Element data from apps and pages
++++
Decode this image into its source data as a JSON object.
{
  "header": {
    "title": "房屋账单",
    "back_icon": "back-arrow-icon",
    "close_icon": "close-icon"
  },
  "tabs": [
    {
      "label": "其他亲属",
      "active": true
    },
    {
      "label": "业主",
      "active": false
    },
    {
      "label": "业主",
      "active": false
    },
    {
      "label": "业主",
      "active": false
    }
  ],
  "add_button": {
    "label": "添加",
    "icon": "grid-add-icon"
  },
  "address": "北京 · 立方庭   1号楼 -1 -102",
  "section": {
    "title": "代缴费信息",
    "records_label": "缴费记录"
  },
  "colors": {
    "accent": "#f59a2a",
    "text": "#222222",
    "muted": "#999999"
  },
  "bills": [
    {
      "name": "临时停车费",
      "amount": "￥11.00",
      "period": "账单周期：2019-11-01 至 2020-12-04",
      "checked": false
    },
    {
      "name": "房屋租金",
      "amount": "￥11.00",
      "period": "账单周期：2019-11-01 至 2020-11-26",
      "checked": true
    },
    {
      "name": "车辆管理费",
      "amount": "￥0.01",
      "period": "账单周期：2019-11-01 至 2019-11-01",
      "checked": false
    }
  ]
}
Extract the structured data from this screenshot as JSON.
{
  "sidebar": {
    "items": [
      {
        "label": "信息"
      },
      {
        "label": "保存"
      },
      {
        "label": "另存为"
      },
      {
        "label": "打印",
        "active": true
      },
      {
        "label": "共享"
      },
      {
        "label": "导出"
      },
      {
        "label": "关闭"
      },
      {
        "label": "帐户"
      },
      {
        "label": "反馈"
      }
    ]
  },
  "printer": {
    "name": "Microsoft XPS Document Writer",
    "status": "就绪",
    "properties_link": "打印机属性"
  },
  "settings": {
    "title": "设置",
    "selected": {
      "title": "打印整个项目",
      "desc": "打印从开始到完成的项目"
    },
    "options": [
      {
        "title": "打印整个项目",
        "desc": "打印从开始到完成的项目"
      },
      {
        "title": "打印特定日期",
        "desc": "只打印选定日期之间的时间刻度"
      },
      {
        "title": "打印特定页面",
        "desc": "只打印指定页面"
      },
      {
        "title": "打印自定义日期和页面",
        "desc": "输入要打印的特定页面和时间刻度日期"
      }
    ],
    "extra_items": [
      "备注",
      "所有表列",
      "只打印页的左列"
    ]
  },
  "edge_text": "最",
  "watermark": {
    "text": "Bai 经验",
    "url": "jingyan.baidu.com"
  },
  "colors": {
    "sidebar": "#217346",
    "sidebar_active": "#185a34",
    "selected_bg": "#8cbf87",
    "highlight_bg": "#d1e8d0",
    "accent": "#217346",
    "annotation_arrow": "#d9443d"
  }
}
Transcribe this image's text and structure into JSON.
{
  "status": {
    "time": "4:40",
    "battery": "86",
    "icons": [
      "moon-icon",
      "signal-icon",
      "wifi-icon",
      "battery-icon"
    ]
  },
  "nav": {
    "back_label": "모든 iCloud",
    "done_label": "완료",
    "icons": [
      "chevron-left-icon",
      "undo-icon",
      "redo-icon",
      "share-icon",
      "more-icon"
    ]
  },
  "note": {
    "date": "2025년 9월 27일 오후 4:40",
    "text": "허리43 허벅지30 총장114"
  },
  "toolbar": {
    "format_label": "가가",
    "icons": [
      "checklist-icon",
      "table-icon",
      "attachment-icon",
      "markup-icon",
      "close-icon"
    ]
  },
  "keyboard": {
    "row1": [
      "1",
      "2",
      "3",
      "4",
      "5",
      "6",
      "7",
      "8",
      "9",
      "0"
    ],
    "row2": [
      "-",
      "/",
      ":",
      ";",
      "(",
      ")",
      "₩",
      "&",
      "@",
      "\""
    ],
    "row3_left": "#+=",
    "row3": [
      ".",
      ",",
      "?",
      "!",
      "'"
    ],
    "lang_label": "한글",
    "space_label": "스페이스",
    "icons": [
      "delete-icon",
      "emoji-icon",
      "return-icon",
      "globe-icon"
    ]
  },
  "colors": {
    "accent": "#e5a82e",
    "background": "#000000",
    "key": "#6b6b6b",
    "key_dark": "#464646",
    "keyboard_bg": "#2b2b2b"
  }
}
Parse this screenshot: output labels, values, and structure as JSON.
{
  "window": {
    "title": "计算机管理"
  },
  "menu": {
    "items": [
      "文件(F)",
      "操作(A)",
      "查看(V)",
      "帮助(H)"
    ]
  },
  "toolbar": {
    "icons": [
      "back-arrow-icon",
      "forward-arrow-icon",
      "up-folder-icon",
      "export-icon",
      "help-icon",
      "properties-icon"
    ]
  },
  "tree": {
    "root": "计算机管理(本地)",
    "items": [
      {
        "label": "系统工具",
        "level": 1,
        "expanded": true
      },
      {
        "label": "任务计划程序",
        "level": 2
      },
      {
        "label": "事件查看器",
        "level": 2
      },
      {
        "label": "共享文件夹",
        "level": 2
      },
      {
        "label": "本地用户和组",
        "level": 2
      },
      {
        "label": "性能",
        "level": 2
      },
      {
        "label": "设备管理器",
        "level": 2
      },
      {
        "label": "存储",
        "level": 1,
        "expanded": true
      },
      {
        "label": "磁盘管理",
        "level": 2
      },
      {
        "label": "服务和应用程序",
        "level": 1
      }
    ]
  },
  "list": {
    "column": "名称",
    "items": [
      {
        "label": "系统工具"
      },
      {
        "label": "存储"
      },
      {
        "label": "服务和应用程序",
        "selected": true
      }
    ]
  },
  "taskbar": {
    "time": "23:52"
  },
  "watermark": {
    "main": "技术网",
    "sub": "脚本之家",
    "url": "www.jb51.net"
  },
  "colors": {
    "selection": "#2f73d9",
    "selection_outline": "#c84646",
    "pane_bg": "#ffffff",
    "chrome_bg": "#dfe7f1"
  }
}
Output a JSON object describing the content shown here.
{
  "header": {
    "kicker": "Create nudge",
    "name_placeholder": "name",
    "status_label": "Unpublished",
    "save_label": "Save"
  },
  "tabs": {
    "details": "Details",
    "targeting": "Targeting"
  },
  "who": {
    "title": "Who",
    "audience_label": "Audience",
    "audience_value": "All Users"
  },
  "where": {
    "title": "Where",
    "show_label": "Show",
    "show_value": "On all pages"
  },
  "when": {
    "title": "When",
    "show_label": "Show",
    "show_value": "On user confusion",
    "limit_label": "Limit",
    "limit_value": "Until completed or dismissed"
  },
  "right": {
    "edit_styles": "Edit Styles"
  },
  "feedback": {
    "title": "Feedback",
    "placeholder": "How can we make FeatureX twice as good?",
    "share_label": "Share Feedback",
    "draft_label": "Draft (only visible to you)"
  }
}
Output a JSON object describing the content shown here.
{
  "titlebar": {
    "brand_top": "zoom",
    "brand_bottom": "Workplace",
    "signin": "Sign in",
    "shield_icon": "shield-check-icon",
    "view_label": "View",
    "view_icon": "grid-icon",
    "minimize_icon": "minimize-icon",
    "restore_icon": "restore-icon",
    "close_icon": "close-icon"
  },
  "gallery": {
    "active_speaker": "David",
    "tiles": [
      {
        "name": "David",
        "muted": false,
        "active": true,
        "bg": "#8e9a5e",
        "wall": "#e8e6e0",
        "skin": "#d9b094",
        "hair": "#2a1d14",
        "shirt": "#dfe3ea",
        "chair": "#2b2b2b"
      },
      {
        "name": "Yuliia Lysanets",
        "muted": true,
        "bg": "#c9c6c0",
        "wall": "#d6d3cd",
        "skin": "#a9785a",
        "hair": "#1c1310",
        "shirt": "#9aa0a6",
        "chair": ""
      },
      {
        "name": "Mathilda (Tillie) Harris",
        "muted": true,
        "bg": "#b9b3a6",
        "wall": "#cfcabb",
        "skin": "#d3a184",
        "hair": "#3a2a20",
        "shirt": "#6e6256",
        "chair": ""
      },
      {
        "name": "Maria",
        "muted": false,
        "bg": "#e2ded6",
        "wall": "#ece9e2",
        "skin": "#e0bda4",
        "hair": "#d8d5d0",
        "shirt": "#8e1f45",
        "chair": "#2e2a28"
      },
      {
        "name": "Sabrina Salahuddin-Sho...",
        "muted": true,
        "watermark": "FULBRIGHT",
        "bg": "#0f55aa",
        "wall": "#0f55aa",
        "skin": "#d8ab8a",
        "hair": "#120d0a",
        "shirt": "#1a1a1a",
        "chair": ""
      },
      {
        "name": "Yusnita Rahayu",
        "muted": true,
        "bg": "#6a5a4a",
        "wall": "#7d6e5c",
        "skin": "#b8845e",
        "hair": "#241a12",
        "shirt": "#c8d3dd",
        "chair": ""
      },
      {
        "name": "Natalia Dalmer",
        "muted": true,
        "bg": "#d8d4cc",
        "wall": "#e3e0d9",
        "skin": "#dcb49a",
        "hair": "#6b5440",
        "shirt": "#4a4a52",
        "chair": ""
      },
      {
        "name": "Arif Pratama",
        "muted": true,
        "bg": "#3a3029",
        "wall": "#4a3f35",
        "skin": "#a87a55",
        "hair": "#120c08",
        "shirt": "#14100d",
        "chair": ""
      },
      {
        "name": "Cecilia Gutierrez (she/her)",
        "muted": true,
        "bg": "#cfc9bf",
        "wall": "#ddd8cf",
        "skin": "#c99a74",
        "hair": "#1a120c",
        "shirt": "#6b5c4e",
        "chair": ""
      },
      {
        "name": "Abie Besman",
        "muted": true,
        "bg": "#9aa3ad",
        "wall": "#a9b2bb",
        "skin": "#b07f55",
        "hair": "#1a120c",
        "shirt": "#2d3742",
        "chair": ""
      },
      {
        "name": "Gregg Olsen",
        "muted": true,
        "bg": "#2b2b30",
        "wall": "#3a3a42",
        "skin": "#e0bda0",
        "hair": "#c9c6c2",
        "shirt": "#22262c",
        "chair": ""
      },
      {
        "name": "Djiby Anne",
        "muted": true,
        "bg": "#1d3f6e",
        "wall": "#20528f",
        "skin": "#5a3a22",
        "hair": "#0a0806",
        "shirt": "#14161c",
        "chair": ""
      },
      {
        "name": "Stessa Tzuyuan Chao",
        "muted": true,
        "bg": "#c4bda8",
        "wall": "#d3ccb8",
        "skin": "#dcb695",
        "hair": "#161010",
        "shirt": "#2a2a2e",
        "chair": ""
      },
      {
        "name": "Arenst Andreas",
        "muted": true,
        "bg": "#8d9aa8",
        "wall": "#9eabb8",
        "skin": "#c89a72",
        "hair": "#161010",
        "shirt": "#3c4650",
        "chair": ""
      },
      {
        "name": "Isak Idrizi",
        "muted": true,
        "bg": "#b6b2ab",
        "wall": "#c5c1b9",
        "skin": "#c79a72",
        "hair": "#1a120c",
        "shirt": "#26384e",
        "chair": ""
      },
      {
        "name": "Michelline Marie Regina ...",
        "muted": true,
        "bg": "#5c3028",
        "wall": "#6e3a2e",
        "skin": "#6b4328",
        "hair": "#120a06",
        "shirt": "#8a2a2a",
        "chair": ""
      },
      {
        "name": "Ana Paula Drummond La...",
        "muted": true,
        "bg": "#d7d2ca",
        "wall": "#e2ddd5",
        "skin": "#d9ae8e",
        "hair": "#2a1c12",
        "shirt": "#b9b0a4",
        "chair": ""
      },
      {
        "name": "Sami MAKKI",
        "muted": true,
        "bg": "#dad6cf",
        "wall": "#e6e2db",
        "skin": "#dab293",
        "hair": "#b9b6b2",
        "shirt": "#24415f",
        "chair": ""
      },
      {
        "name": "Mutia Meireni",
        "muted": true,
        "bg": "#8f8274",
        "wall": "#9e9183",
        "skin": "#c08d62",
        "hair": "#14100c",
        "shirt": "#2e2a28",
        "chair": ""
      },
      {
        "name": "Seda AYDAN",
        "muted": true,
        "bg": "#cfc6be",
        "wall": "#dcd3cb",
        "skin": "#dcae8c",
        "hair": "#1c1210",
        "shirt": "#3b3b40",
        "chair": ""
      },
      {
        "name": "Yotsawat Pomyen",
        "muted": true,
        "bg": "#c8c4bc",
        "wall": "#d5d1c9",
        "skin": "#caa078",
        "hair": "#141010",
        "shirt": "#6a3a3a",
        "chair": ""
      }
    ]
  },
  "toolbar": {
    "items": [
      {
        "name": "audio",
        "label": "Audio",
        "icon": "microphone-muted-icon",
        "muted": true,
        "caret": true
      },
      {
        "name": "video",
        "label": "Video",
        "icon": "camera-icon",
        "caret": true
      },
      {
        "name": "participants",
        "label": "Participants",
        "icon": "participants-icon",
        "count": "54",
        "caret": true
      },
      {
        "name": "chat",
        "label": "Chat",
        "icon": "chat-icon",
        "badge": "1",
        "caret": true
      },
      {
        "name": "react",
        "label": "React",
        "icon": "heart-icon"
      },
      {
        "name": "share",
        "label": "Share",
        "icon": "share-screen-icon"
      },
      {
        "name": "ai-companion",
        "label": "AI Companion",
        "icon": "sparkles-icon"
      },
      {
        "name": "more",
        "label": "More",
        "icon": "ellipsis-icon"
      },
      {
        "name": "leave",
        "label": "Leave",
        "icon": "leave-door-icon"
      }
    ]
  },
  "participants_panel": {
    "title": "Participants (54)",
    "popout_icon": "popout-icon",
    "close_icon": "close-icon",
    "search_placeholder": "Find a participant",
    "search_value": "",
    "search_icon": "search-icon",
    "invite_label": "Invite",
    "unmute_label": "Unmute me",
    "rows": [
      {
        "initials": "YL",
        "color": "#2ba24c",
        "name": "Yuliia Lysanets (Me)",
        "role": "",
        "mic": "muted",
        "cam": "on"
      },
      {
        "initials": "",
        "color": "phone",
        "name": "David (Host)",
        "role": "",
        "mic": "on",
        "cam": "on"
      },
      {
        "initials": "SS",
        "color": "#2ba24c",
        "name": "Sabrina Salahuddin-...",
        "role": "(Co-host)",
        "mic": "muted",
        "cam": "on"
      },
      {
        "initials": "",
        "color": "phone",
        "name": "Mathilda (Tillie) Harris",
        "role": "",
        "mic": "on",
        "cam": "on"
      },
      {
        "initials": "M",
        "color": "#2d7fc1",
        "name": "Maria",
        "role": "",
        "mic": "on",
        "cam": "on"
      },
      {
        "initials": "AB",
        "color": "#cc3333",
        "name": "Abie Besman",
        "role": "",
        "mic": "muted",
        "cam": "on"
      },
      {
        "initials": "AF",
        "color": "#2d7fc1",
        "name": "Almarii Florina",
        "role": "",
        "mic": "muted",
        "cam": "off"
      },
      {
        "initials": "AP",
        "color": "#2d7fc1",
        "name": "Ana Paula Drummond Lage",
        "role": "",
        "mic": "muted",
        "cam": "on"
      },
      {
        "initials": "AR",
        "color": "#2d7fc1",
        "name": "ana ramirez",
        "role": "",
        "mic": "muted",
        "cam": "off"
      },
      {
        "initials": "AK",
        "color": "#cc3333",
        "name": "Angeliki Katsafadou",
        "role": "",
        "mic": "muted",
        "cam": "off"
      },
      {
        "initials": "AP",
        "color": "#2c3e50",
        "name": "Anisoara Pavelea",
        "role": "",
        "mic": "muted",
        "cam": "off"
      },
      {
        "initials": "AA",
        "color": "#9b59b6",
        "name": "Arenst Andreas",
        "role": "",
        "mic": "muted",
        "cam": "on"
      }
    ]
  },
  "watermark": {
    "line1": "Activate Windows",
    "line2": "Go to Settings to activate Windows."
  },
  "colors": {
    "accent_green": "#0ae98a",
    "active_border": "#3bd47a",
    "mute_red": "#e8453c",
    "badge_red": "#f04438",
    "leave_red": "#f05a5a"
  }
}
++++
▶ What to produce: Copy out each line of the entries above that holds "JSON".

▶ Answer to the exercise:
Decode this image into its source data as a JSON object.
Extract the structured data from this screenshot as JSON.
Transcribe this image's text and structure into JSON.
Parse this screenshot: output labels, values, and structure as JSON.
Output a JSON object describing the content shown here.
Output a JSON object describing the content shown here.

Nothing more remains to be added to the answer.